    The league didn’t like him, the old boys club in the NHL didn’t like him. Well great, cause they like Aquilini and the Canucks org even worse. People thought brining in Boston Bruins Benning and everyone loves Linden would change things with the NHL. Keep framing Canucks fans. Ain’t gonna happen.

    He’ arrogant. Who cares? How does his arrogance affect his ability to do his job? Answer that question they we can have a debate. The funny thing is the people who knew Gillis really well never called him arrogant. Perhaps it was just what the fanbase wanted to believe.

    Nonis built this roster. Partially true. But that’s accurate for every single NHL team out there. The previous GMs will always have helped build a roster in a sporting field like the NHL where it takes so long to develop players -and they have longer careers in the field. Gillis added key pieces in a market that was hard to get players to come to . Yet he did. On great contracts. And filled the holes. And they went to the SCF. And he got GM of the year.

    Yet people are slurping Beninng like he’s the net coming of Dean Lombardi. He’s made 3 horrific trades. Brought in an agin goalie on a horrible contract (who by the way is league bottom in EV SV % this entire sea on this far) – when they already had an equivalent, younger, cheaper goalie on the roster. ……..3 months after they just traded an aging goalie on a horrible contract. I mean, deja vu much. You make the same mistakes over and over again and they call you crazy. Right? Meanwhile, they have the highest draft pick this franchise has had since the Sedins and they pick the LOCAL BOY – because they are on a campaign to do everything the fanbse wants. Though there were better picks available. Then he picks a GOALIE, a college goalie who is 6 years out of NHL, in the next round. ARE YOU SERIOUS. No franchise int he right mind picks a goalie with that pick. Majority of best goalies in this league were undrafted or late round picks. You rarely (Schneider, Rask excluded) get a good goalie in 1st 2nd round.

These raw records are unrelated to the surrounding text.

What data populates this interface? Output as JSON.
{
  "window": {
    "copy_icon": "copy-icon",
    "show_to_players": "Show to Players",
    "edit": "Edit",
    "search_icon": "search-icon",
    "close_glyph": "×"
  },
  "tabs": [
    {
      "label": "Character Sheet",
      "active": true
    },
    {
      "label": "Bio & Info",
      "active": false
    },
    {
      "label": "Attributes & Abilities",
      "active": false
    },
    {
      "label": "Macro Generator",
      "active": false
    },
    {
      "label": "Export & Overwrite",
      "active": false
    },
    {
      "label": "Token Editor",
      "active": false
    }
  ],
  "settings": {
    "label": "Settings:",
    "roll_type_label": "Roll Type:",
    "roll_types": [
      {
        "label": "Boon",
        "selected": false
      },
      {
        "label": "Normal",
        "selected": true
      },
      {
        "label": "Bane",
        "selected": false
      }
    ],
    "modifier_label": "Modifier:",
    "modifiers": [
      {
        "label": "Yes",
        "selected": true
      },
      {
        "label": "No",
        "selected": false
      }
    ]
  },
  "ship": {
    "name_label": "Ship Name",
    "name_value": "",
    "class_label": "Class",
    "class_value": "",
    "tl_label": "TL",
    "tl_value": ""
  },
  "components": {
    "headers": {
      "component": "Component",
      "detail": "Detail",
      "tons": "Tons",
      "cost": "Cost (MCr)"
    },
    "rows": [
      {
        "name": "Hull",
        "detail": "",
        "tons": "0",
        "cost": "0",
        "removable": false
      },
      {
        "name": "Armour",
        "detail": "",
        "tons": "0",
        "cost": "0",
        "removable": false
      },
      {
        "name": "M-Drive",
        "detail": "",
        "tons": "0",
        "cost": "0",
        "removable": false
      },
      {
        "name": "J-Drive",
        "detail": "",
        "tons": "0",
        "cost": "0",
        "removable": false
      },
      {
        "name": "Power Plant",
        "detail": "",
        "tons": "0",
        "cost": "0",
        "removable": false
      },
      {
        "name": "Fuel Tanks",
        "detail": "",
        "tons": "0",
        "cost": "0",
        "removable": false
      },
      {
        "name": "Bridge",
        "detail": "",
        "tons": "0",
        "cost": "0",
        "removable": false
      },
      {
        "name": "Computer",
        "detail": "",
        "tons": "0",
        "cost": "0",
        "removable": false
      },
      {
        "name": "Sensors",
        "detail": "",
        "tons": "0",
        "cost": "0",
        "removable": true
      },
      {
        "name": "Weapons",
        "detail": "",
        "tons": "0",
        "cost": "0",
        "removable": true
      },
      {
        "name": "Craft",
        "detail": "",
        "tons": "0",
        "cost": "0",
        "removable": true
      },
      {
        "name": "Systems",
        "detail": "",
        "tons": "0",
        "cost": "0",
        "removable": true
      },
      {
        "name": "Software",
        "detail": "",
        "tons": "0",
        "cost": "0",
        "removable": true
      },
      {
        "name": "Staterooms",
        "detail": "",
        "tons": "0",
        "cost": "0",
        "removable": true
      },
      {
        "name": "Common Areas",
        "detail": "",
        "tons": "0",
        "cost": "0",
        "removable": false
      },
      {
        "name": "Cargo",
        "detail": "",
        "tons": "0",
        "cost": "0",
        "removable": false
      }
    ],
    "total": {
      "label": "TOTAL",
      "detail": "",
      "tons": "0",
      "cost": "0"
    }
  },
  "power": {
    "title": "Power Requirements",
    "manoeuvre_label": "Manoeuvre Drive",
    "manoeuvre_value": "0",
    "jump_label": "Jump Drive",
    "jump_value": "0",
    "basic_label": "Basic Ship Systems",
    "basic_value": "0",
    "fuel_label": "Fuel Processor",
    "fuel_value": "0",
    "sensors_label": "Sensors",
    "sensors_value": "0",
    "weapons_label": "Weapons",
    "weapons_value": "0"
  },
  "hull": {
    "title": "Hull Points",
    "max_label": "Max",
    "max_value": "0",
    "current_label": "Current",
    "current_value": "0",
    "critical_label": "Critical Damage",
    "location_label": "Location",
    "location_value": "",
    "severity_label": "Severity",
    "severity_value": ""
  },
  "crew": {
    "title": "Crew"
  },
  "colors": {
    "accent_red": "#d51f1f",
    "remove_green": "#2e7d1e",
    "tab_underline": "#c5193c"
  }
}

    So please fan base. I know it’s early in this new regime, but I can hardly wait for you t(and Aquilini) to get your heads out of the sands and see that you just ran the best GM this team ever had out of town. Good for you